ASSIGNED TASK:
With the pictures removed, write out the data below exactly.

[Web page and app entries]
──────

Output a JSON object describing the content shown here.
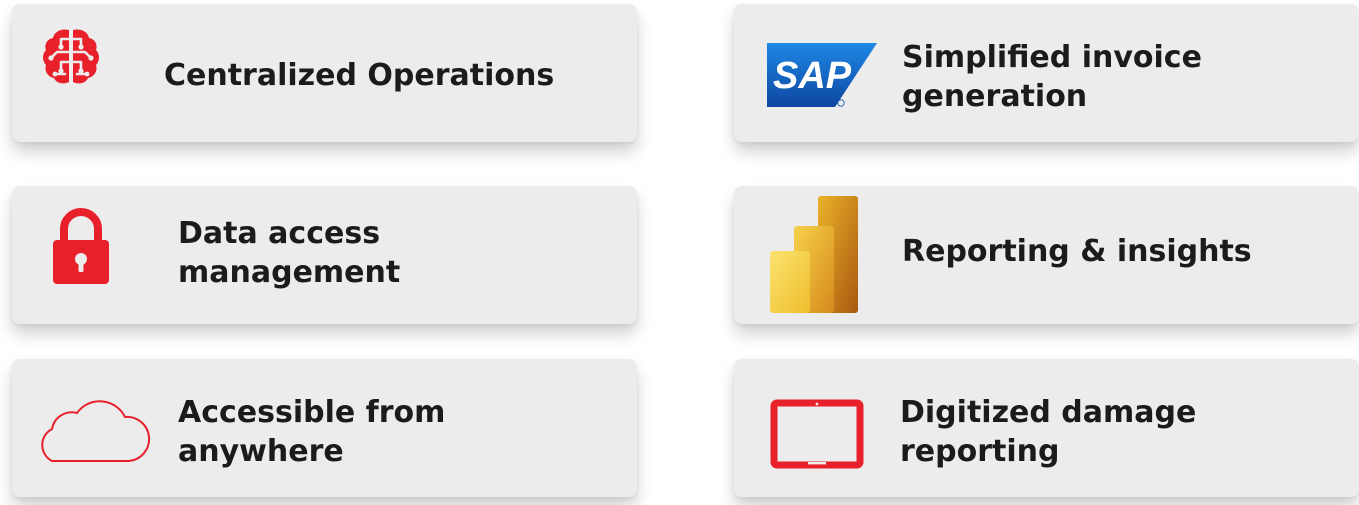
{
  "features": [
    {
      "lines": [
        "Centralized Operations"
      ],
      "icon": "brain-circuit-icon"
    },
    {
      "lines": [
        "Simplified invoice",
        "generation"
      ],
      "icon": "sap-logo-icon",
      "logo_text": "SAP"
    },
    {
      "lines": [
        "Data access",
        "management"
      ],
      "icon": "lock-icon"
    },
    {
      "lines": [
        "Reporting & insights"
      ],
      "icon": "power-bi-icon"
    },
    {
      "lines": [
        "Accessible from",
        "anywhere"
      ],
      "icon": "cloud-icon"
    },
    {
      "lines": [
        "Digitized damage",
        "reporting"
      ],
      "icon": "tablet-icon"
    }
  ],
  "colors": {
    "accent_red": "#e8202a",
    "sap_blue": "#1565c0",
    "text": "#1b1b1b",
    "card_bg": "#ececec",
    "powerbi_light": "#f2c811",
    "powerbi_dark": "#c8791a"
  }
}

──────

EXERCISE SOLUTION:
Output a JSON object describing the content shown here.
{
  "features": [
    {
      "lines": [
        "Centralized Operations"
      ],
      "icon": "brain-circuit-icon"
    },
    {
      "lines": [
        "Simplified invoice",
        "generation"
      ],
      "icon": "sap-logo-icon",
      "logo_text": "SAP"
    },
    {
      "lines": [
        "Data access",
        "management"
      ],
      "icon": "lock-icon"
    },
    {
      "lines": [
        "Reporting & insights"
      ],
      "icon": "power-bi-icon"
    },
    {
      "lines": [
        "Accessible from",
        "anywhere"
      ],
      "icon": "cloud-icon"
    },
    {
      "lines": [
        "Digitized damage",
        "reporting"
      ],
      "icon": "tablet-icon"
    }
  ],
  "colors": {
    "accent_red": "#e8202a",
    "sap_blue": "#1565c0",
    "text": "#1b1b1b",
    "card_bg": "#ececec",
    "powerbi_light": "#f2c811",
    "powerbi_dark": "#c8791a"
  }
}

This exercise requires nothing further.